Extracted entries:

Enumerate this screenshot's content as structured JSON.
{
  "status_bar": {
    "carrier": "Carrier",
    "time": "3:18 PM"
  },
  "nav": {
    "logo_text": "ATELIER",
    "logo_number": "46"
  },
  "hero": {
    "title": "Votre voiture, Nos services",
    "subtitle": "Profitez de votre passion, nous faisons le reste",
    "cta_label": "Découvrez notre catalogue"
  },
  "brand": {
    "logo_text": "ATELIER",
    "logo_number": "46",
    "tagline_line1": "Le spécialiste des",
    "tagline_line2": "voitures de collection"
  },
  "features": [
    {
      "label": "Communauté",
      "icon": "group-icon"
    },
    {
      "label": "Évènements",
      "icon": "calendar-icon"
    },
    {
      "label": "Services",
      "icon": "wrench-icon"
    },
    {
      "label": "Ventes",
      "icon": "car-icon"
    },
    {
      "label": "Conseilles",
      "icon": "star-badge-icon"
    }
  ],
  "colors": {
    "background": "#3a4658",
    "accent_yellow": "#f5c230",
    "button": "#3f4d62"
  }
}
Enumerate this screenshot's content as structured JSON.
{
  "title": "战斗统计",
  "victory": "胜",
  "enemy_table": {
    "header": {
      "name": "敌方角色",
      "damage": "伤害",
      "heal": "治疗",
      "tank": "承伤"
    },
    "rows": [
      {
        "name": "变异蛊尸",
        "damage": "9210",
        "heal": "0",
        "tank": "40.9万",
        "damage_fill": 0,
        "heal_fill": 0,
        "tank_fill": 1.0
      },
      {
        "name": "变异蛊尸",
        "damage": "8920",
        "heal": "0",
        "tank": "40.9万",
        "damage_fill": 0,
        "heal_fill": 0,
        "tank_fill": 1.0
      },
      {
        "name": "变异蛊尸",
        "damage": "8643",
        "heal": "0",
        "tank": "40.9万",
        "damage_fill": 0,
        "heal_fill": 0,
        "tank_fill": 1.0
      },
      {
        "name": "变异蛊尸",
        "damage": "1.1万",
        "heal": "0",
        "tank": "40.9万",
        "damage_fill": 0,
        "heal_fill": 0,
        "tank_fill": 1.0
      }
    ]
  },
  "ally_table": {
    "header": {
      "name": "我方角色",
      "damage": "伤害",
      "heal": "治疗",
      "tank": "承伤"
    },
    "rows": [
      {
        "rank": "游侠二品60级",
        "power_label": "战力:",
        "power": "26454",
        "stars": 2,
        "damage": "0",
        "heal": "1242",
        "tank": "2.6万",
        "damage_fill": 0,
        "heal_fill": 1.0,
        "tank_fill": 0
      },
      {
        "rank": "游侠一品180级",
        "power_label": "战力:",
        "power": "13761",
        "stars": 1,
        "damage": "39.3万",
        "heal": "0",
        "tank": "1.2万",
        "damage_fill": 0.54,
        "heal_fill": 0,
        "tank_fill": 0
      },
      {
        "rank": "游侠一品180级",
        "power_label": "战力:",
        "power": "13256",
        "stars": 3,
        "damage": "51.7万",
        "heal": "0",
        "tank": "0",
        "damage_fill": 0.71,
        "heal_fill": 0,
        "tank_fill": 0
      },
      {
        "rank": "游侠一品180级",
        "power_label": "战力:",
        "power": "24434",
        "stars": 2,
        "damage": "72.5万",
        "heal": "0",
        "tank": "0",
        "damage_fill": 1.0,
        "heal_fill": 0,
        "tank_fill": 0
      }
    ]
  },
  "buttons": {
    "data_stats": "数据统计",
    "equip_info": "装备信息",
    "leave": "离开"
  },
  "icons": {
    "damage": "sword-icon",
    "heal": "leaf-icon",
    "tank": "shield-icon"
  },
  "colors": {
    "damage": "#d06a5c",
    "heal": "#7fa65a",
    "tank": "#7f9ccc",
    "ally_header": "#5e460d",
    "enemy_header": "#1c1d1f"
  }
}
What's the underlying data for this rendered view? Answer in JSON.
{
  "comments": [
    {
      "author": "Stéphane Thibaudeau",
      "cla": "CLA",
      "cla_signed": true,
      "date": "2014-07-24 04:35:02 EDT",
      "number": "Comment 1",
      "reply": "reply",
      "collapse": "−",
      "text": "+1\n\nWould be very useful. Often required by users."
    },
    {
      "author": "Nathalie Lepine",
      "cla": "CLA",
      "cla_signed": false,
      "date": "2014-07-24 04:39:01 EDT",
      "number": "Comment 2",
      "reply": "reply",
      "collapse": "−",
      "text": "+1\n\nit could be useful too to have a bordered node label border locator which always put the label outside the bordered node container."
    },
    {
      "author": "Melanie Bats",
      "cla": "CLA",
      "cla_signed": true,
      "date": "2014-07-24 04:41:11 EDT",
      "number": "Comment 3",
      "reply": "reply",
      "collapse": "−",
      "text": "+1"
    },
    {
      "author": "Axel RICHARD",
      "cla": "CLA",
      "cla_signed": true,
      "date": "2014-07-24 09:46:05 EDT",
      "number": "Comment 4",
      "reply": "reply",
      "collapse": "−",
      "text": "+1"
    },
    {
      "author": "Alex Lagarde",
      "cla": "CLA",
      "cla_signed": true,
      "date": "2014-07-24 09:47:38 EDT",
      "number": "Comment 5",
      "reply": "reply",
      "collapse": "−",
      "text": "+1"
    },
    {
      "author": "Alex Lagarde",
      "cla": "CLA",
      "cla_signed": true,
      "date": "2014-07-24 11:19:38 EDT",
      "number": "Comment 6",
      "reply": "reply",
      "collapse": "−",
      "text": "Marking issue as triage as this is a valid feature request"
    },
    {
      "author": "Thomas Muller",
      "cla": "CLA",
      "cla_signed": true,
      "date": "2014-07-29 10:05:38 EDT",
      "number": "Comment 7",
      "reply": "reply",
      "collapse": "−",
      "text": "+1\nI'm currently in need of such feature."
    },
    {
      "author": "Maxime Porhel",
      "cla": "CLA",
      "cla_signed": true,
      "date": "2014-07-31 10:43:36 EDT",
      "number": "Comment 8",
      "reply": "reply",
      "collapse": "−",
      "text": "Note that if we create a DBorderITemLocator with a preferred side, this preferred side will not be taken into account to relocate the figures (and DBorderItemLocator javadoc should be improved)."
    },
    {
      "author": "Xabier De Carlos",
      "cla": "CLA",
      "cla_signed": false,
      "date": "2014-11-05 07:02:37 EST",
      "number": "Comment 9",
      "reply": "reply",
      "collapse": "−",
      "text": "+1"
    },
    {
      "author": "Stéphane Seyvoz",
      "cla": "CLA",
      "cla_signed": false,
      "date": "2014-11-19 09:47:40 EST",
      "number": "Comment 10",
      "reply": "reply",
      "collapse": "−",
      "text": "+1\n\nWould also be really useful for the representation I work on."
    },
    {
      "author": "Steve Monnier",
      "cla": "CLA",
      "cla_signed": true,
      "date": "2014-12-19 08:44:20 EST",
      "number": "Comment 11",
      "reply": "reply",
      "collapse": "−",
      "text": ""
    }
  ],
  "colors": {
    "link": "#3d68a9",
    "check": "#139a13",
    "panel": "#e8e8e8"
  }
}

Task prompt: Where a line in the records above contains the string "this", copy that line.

Task solution:
Enumerate this screenshot's content as structured JSON.
Enumerate this screenshot's content as structured JSON.
What's the underlying data for this rendered view? Answer in JSON.
      "text": "Marking issue as triage as this is a valid feature request"
      "text": "Note that if we create a DBorderITemLocator with a preferred side, this preferred side will not be taken into account to relocate the figures (and DBorderItemLocator javadoc should be improved)."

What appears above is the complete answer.